Component data from apps and pages:
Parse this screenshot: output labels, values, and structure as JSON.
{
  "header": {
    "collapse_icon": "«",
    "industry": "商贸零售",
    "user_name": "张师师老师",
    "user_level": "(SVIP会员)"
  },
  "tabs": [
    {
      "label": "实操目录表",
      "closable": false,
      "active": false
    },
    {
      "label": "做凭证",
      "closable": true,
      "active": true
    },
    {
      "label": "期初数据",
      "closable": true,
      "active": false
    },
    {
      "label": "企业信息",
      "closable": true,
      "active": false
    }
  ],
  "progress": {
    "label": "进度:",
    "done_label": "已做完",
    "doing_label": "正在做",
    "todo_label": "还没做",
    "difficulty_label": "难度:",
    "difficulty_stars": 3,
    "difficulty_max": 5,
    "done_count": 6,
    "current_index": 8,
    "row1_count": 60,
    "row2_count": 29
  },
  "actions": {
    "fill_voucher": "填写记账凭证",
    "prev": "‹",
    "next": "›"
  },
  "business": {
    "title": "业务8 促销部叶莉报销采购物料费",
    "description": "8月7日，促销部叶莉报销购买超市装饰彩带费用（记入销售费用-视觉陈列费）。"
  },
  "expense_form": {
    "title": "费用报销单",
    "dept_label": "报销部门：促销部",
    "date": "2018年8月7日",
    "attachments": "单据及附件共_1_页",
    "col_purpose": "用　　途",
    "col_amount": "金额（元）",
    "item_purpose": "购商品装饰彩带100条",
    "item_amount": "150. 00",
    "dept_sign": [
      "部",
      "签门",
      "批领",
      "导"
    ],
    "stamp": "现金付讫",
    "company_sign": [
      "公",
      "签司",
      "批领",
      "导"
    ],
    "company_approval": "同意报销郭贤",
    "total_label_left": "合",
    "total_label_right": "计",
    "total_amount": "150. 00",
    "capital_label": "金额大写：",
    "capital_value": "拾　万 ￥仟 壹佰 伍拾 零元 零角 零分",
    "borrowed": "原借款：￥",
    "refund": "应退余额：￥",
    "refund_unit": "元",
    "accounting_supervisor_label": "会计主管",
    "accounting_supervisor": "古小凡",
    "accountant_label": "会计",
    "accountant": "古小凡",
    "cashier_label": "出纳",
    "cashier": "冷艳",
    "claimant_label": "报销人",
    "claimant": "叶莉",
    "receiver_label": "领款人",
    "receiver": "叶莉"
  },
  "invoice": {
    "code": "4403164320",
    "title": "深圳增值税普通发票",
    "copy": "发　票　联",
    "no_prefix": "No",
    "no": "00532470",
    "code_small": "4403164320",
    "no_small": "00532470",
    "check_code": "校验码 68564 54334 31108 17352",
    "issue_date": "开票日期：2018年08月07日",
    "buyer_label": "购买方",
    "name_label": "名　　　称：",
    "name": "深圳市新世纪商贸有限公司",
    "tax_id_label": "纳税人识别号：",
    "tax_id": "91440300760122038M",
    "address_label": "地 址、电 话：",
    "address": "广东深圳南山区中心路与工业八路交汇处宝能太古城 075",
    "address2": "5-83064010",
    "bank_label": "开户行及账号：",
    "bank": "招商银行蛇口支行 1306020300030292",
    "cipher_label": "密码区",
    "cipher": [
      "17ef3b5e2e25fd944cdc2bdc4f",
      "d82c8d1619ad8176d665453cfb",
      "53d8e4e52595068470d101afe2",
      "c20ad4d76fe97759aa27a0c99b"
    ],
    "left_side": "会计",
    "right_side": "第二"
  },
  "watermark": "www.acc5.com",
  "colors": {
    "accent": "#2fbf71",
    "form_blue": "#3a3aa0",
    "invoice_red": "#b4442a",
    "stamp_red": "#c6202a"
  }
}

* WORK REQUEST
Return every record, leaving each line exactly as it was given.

* EXERCISE RESPONSE
Parse this screenshot: output labels, values, and structure as JSON.
{
  "header": {
    "collapse_icon": "«",
    "industry": "商贸零售",
    "user_name": "张师师老师",
    "user_level": "(SVIP会员)"
  },
  "tabs": [
    {
      "label": "实操目录表",
      "closable": false,
      "active": false
    },
    {
      "label": "做凭证",
      "closable": true,
      "active": true
    },
    {
      "label": "期初数据",
      "closable": true,
      "active": false
    },
    {
      "label": "企业信息",
      "closable": true,
      "active": false
    }
  ],
  "progress": {
    "label": "进度:",
    "done_label": "已做完",
    "doing_label": "正在做",
    "todo_label": "还没做",
    "difficulty_label": "难度:",
    "difficulty_stars": 3,
    "difficulty_max": 5,
    "done_count": 6,
    "current_index": 8,
    "row1_count": 60,
    "row2_count": 29
  },
  "actions": {
    "fill_voucher": "填写记账凭证",
    "prev": "‹",
    "next": "›"
  },
  "business": {
    "title": "业务8 促销部叶莉报销采购物料费",
    "description": "8月7日，促销部叶莉报销购买超市装饰彩带费用（记入销售费用-视觉陈列费）。"
  },
  "expense_form": {
    "title": "费用报销单",
    "dept_label": "报销部门：促销部",
    "date": "2018年8月7日",
    "attachments": "单据及附件共_1_页",
    "col_purpose": "用　　途",
    "col_amount": "金额（元）",
    "item_purpose": "购商品装饰彩带100条",
    "item_amount": "150. 00",
    "dept_sign": [
      "部",
      "签门",
      "批领",
      "导"
    ],
    "stamp": "现金付讫",
    "company_sign": [
      "公",
      "签司",
      "批领",
      "导"
    ],
    "company_approval": "同意报销郭贤",
    "total_label_left": "合",
    "total_label_right": "计",
    "total_amount": "150. 00",
    "capital_label": "金额大写：",
    "capital_value": "拾　万 ￥仟 壹佰 伍拾 零元 零角 零分",
    "borrowed": "原借款：￥",
    "refund": "应退余额：￥",
    "refund_unit": "元",
    "accounting_supervisor_label": "会计主管",
    "accounting_supervisor": "古小凡",
    "accountant_label": "会计",
    "accountant": "古小凡",
    "cashier_label": "出纳",
    "cashier": "冷艳",
    "claimant_label": "报销人",
    "claimant": "叶莉",
    "receiver_label": "领款人",
    "receiver": "叶莉"
  },
  "invoice": {
    "code": "4403164320",
    "title": "深圳增值税普通发票",
    "copy": "发　票　联",
    "no_prefix": "No",
    "no": "00532470",
    "code_small": "4403164320",
    "no_small": "00532470",
    "check_code": "校验码 68564 54334 31108 17352",
    "issue_date": "开票日期：2018年08月07日",
    "buyer_label": "购买方",
    "name_label": "名　　　称：",
    "name": "深圳市新世纪商贸有限公司",
    "tax_id_label": "纳税人识别号：",
    "tax_id": "91440300760122038M",
    "address_label": "地 址、电 话：",
    "address": "广东深圳南山区中心路与工业八路交汇处宝能太古城 075",
    "address2": "5-83064010",
    "bank_label": "开户行及账号：",
    "bank": "招商银行蛇口支行 1306020300030292",
    "cipher_label": "密码区",
    "cipher": [
      "17ef3b5e2e25fd944cdc2bdc4f",
      "d82c8d1619ad8176d665453cfb",
      "53d8e4e52595068470d101afe2",
      "c20ad4d76fe97759aa27a0c99b"
    ],
    "left_side": "会计",
    "right_side": "第二"
  },
  "watermark": "www.acc5.com",
  "colors": {
    "accent": "#2fbf71",
    "form_blue": "#3a3aa0",
    "invoice_red": "#b4442a",
    "stamp_red": "#c6202a"
  }
}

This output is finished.